Try it:
Tally the lines of these entries that include "icon"; respond with only that tally.

Task data:
━━━━━━━━━━━━━━━━

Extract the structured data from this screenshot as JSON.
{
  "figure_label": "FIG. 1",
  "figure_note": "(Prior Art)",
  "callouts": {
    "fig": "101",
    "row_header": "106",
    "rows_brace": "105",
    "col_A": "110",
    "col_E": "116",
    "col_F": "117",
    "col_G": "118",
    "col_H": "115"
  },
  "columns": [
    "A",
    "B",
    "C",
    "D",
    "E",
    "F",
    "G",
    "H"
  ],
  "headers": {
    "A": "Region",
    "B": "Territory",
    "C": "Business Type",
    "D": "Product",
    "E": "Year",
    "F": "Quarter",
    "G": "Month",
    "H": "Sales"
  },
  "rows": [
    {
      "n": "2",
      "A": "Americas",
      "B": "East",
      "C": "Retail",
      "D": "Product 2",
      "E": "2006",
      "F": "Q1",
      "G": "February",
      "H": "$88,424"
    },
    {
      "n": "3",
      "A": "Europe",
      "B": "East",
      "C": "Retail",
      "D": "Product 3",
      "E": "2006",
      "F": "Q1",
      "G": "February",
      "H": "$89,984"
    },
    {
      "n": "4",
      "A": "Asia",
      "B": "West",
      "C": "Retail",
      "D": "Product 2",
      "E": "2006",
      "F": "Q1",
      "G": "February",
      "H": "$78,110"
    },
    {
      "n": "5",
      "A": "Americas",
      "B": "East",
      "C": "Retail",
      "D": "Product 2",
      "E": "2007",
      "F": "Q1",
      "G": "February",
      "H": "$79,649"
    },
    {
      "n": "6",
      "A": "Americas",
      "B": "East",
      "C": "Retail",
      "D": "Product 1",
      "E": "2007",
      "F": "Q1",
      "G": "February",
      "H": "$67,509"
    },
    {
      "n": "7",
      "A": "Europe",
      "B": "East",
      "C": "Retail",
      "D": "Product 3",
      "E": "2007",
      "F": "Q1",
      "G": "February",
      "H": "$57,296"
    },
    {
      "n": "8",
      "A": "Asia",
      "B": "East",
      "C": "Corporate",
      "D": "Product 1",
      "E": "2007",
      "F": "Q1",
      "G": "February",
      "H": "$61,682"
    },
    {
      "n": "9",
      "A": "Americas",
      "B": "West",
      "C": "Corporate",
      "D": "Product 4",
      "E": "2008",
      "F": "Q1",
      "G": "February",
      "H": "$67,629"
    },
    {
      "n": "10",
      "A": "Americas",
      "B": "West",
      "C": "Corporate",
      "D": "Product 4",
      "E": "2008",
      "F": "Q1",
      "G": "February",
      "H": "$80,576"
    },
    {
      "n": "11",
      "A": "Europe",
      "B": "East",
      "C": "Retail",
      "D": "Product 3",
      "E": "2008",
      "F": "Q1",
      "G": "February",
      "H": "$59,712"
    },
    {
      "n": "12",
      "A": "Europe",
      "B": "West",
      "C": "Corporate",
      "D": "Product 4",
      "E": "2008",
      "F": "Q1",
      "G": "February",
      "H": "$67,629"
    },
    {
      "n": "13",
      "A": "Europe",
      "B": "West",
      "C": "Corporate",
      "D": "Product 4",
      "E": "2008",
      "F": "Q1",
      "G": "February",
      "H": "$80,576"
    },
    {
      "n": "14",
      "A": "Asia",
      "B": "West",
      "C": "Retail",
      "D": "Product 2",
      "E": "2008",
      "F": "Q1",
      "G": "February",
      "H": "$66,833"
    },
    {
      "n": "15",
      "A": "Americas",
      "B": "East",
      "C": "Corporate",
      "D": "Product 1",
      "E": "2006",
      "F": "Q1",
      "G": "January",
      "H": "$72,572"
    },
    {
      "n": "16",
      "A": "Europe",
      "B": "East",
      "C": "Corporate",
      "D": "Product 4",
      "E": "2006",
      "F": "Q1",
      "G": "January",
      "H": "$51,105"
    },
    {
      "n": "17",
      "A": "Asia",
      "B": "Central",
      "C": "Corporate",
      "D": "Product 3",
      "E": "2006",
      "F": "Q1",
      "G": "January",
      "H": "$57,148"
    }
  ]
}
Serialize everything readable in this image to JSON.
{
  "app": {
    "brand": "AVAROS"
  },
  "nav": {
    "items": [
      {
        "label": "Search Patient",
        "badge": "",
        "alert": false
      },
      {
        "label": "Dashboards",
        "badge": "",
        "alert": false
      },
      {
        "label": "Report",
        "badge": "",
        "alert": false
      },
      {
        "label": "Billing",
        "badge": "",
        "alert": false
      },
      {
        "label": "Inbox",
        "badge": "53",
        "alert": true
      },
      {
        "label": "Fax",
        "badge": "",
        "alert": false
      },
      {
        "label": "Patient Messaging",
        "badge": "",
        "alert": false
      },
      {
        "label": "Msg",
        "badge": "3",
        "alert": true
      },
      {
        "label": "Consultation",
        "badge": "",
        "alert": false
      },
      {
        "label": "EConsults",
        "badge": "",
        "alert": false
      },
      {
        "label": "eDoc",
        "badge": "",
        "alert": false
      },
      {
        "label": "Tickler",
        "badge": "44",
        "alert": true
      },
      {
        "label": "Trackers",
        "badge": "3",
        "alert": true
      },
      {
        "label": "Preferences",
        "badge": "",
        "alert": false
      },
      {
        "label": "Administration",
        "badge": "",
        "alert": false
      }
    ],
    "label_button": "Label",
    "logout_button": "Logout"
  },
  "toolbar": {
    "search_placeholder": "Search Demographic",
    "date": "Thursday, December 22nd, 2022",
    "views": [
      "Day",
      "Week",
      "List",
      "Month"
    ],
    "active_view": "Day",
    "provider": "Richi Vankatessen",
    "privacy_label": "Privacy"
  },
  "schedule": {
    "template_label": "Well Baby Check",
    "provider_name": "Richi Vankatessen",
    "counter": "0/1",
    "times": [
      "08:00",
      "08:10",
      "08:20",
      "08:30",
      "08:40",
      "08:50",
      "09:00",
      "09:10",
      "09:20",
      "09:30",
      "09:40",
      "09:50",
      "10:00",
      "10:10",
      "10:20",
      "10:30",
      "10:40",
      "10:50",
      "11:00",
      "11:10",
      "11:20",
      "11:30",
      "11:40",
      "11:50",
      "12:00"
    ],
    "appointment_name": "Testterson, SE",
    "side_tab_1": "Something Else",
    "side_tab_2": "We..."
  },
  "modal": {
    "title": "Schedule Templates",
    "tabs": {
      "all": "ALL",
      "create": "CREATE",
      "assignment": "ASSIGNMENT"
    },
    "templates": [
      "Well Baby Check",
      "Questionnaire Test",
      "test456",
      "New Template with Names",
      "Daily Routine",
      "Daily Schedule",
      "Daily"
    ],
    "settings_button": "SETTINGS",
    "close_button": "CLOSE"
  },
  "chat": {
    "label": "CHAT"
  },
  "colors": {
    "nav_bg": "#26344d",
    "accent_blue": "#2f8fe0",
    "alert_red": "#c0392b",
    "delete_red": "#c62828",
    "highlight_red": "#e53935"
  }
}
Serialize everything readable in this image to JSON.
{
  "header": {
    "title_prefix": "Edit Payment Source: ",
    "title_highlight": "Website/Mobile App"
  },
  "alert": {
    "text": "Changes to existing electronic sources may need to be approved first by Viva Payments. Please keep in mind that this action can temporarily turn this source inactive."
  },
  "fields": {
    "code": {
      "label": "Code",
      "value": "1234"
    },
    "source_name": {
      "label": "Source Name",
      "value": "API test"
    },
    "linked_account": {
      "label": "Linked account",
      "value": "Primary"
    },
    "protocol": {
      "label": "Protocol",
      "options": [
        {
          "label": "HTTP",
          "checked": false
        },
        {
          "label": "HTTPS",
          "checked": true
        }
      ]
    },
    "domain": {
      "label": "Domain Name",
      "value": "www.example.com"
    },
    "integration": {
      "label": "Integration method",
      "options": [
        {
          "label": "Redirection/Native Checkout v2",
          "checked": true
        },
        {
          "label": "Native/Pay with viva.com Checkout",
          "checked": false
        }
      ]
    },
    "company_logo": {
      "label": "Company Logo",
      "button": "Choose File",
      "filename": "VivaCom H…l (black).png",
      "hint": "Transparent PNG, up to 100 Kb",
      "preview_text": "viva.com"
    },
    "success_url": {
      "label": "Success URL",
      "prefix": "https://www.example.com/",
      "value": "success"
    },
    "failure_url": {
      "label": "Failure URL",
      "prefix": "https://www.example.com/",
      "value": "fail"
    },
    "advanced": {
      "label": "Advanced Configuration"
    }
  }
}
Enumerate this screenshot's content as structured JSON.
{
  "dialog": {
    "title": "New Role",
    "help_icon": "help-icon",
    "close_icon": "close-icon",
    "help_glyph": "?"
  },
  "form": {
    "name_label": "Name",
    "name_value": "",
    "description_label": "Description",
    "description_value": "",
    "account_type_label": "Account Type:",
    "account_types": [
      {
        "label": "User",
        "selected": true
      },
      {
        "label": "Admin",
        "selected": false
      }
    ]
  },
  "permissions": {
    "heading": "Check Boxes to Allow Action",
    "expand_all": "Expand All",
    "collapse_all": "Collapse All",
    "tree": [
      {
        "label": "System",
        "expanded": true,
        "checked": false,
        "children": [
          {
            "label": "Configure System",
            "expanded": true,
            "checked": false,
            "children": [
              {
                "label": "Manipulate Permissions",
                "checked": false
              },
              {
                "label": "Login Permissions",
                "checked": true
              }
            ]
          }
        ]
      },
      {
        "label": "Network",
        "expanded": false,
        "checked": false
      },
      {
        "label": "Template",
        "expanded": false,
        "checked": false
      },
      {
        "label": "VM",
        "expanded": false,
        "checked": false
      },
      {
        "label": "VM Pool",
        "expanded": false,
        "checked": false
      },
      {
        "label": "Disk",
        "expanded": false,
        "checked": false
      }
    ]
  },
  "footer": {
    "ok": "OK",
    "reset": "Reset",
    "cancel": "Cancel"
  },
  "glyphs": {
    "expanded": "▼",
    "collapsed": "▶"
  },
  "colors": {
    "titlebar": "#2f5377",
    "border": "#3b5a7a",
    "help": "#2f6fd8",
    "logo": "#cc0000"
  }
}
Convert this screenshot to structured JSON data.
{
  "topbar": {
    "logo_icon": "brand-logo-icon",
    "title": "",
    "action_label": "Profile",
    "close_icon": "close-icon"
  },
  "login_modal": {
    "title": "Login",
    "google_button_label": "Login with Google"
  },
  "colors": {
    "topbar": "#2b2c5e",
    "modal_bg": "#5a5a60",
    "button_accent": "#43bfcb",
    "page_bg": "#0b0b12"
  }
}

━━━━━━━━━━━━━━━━

Written answer:
4